The Apollo space capsules had a ton of velocity changes - from liftoff, to separations, to reentry to splashdown, there were a lot of sporadic movements.

The capsules also needed to carry things that would be used in space. How were these things kept in place? Velcro was only a few decades old when the program started. Was Velcro used?
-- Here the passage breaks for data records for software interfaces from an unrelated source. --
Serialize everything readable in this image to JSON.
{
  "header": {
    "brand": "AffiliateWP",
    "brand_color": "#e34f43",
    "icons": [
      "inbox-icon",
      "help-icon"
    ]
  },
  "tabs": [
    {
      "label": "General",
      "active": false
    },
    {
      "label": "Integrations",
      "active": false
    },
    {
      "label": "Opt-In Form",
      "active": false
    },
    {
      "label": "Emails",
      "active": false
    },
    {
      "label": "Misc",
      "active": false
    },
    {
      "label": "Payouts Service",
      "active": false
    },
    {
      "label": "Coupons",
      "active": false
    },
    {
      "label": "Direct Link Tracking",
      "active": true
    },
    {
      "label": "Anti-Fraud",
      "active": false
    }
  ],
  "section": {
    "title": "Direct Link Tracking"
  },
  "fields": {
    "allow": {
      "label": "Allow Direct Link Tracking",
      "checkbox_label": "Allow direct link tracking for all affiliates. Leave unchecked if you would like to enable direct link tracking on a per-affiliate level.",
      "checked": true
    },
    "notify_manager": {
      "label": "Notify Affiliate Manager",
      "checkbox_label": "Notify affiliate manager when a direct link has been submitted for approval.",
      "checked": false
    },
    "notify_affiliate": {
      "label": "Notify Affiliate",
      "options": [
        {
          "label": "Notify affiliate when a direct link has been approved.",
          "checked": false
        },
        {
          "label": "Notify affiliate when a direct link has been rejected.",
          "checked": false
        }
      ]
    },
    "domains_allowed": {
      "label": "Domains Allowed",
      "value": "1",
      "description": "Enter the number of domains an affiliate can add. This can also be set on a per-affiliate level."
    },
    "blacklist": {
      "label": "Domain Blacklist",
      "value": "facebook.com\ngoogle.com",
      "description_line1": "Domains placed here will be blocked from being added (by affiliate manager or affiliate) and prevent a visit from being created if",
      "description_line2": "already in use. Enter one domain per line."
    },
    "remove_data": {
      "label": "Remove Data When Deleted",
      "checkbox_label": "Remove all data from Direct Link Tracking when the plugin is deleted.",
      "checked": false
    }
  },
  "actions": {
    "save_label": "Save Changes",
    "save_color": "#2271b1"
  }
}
Straps?

  • $\begingroup$ NASA's ubiquitous use of Velcro is what made it popular (and gave origin to the myth that it was NASA that invented it.) $\endgroup$
    – SF.
    Commented Aug 24, 2013 at 18:24

1 Answer 1


I'll borrow heavily from a September 1973 Apollo Experience report called "Crew Station Integration: Vol.IV - Stowage and the support team concept" by Marion W. Hix from Houston.

  • Use of Velcro started during Mercury missions
  • Gemini program introduced modular containers with molded foam holders for particular items
  • Duct tape was used since Gemini missions
  • Modular containers were fixed in place by pip pins or Calfax fasteners

  • Anything not in containers could be held in place by Velcro (#1), metal snaps (#2), utility straps, and bungee cords

  • After Apollo 1 fire, nylon-based Velcro was banned, and its successor found to be less efficient
  • Utility straps (12 inches long - 30.4 cm) were used as a makeshift restraint where Velcro was unavailable
  • Bungee cords were suggested by Apollo 10 crew (Cernan, Stafford, Young) and implemented from Apollo 11 onwards

Source: http://history.nasa.gov/alsj/WOTM/WOTM-Velcro.html

  • Velcro had its share of problems - fouling up by dust (3 times), tiny hooks floating in the air in the Apollo 11 Command Module and irritating Collins, Velcro patch failures a total of nine times in space and in lunar EVAs.

One of the more innovative uses of Velcro included putting a patch into EVA suits to assist in scratching the astronaut's nose.


Your Answer

By clicking “Post Your Answer”, you agree to our terms of service and acknowledge you have read our privacy policy.